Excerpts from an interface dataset
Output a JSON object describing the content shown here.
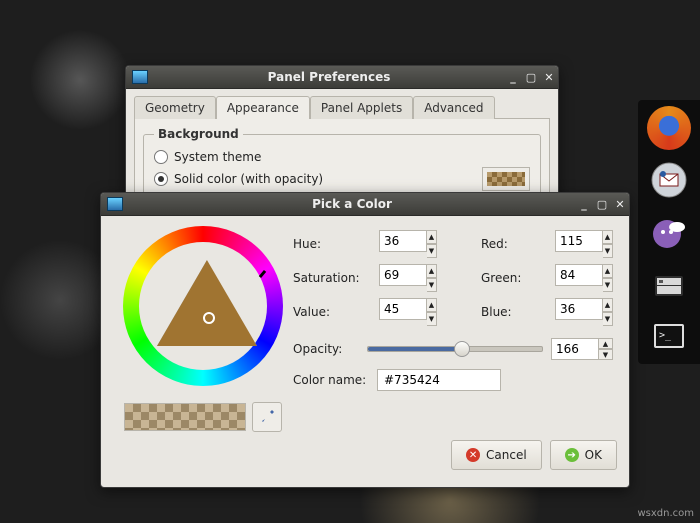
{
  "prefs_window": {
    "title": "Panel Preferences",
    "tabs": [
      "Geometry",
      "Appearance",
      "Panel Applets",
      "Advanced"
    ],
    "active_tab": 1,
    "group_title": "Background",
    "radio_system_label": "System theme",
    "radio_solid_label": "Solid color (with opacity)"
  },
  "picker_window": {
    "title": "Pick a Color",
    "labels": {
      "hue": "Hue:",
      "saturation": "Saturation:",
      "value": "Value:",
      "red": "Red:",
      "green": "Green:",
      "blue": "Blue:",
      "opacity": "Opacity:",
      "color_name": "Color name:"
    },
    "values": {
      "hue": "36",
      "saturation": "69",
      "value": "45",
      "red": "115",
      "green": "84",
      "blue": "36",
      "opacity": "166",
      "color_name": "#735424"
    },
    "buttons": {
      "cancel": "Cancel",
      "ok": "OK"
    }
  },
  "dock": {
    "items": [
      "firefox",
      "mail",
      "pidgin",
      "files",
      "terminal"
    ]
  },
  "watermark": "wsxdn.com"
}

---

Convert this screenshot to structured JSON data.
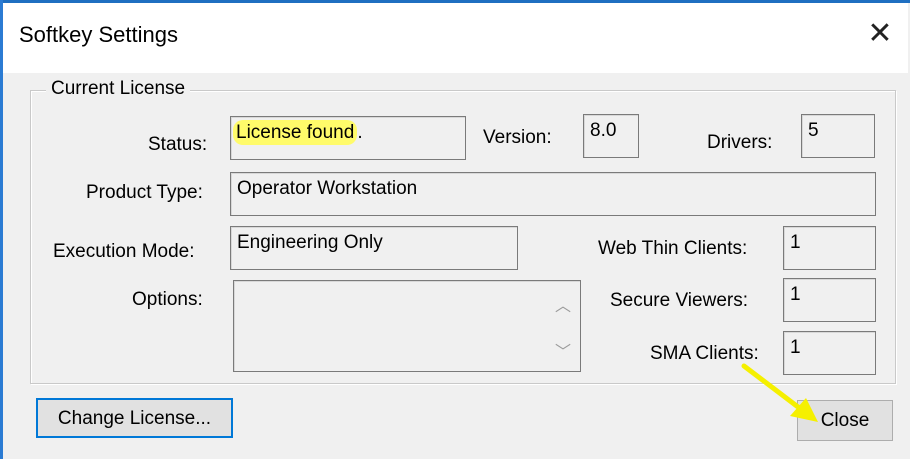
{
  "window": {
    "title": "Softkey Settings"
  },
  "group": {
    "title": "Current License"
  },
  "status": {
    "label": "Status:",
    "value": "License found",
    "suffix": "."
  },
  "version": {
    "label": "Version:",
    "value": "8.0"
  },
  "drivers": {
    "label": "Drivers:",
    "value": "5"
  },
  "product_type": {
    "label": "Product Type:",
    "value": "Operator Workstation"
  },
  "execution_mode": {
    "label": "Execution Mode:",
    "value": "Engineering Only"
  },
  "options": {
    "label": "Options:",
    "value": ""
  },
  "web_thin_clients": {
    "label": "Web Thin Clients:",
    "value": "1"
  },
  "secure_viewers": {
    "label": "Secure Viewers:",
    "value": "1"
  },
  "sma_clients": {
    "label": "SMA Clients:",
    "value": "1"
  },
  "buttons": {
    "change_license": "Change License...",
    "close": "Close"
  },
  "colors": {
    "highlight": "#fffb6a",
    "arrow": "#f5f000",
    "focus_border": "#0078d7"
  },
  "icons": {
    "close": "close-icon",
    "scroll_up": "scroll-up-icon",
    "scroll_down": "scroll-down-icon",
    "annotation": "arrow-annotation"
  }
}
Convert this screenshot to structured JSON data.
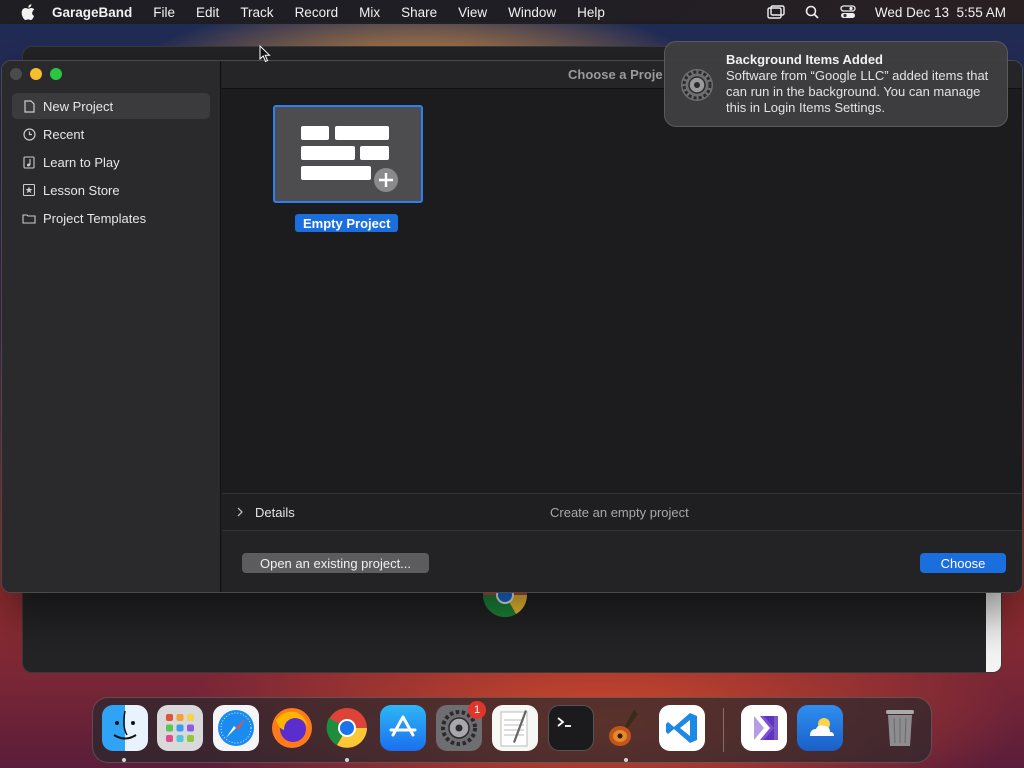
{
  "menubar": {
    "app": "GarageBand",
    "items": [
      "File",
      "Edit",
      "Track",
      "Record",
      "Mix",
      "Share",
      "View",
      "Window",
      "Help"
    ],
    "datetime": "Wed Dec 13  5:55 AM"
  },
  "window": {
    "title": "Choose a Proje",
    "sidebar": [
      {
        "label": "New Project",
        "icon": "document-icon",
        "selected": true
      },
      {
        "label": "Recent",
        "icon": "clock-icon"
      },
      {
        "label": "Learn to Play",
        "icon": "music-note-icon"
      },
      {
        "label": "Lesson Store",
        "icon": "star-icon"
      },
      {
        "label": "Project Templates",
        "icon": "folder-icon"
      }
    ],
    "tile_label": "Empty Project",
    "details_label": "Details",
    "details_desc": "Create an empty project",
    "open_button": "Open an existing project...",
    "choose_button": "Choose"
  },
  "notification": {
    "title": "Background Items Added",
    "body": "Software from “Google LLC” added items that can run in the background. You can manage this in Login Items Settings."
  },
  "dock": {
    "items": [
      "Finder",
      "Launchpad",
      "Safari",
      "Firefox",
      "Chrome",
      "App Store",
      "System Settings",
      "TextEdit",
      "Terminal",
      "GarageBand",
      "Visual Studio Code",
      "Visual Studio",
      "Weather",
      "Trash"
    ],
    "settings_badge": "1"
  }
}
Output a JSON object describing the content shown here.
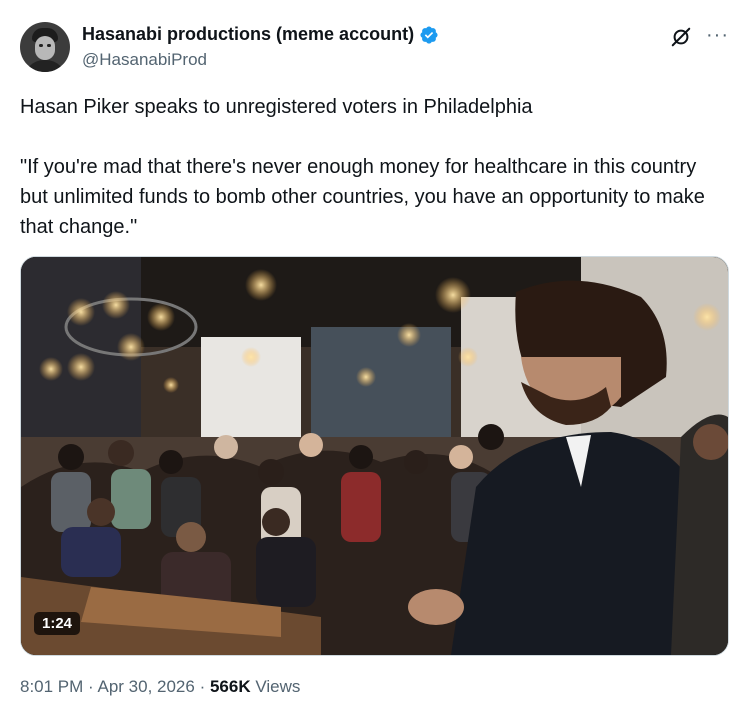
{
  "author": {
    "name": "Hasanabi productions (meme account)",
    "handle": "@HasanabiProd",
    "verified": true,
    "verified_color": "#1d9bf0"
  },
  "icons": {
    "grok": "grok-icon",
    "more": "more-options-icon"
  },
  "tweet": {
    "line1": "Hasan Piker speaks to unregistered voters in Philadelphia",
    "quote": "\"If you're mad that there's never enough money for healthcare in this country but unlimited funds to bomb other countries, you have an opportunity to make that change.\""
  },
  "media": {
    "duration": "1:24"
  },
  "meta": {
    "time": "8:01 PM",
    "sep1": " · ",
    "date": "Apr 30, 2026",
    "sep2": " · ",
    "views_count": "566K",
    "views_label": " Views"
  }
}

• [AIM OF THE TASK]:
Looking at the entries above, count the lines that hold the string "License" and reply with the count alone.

• [SOLUTION]:
3